● **Task instructions**:
Exact copies of all records below are needed.

● **Source material**:
::::::
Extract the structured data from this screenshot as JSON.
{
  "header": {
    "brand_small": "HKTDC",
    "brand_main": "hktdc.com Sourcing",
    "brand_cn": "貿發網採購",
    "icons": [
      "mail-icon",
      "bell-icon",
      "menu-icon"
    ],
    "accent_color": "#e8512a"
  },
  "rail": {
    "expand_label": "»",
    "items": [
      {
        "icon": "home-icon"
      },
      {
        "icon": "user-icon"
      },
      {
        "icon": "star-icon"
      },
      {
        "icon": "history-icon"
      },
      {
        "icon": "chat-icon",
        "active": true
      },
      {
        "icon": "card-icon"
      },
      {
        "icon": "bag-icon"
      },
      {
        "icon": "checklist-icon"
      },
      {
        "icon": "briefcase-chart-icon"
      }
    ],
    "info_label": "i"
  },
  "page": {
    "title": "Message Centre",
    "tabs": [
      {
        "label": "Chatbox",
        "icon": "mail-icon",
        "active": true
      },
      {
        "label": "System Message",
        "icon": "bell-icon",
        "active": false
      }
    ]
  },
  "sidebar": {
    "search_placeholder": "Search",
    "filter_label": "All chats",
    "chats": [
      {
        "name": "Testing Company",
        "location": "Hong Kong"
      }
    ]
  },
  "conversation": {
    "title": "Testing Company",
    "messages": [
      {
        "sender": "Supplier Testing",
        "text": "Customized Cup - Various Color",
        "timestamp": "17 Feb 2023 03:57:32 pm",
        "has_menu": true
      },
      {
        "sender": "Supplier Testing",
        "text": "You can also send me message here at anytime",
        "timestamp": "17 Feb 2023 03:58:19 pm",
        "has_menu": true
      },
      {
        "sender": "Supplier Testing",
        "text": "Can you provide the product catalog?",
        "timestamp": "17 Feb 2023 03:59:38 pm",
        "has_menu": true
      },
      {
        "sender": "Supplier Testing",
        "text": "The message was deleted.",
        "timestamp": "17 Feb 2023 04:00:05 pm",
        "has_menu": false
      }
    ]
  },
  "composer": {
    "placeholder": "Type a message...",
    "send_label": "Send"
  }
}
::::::
● **Response area**:
Extract the structured data from this screenshot as JSON.
{
  "header": {
    "brand_small": "HKTDC",
    "brand_main": "hktdc.com Sourcing",
    "brand_cn": "貿發網採購",
    "icons": [
      "mail-icon",
      "bell-icon",
      "menu-icon"
    ],
    "accent_color": "#e8512a"
  },
  "rail": {
    "expand_label": "»",
    "items": [
      {
        "icon": "home-icon"
      },
      {
        "icon": "user-icon"
      },
      {
        "icon": "star-icon"
      },
      {
        "icon": "history-icon"
      },
      {
        "icon": "chat-icon",
        "active": true
      },
      {
        "icon": "card-icon"
      },
      {
        "icon": "bag-icon"
      },
      {
        "icon": "checklist-icon"
      },
      {
        "icon": "briefcase-chart-icon"
      }
    ],
    "info_label": "i"
  },
  "page": {
    "title": "Message Centre",
    "tabs": [
      {
        "label": "Chatbox",
        "icon": "mail-icon",
        "active": true
      },
      {
        "label": "System Message",
        "icon": "bell-icon",
        "active": false
      }
    ]
  },
  "sidebar": {
    "search_placeholder": "Search",
    "filter_label": "All chats",
    "chats": [
      {
        "name": "Testing Company",
        "location": "Hong Kong"
      }
    ]
  },
  "conversation": {
    "title": "Testing Company",
    "messages": [
      {
        "sender": "Supplier Testing",
        "text": "Customized Cup - Various Color",
        "timestamp": "17 Feb 2023 03:57:32 pm",
        "has_menu": true
      },
      {
        "sender": "Supplier Testing",
        "text": "You can also send me message here at anytime",
        "timestamp": "17 Feb 2023 03:58:19 pm",
        "has_menu": true
      },
      {
        "sender": "Supplier Testing",
        "text": "Can you provide the product catalog?",
        "timestamp": "17 Feb 2023 03:59:38 pm",
        "has_menu": true
      },
      {
        "sender": "Supplier Testing",
        "text": "The message was deleted.",
        "timestamp": "17 Feb 2023 04:00:05 pm",
        "has_menu": false
      }
    ]
  },
  "composer": {
    "placeholder": "Type a message...",
    "send_label": "Send"
  }
}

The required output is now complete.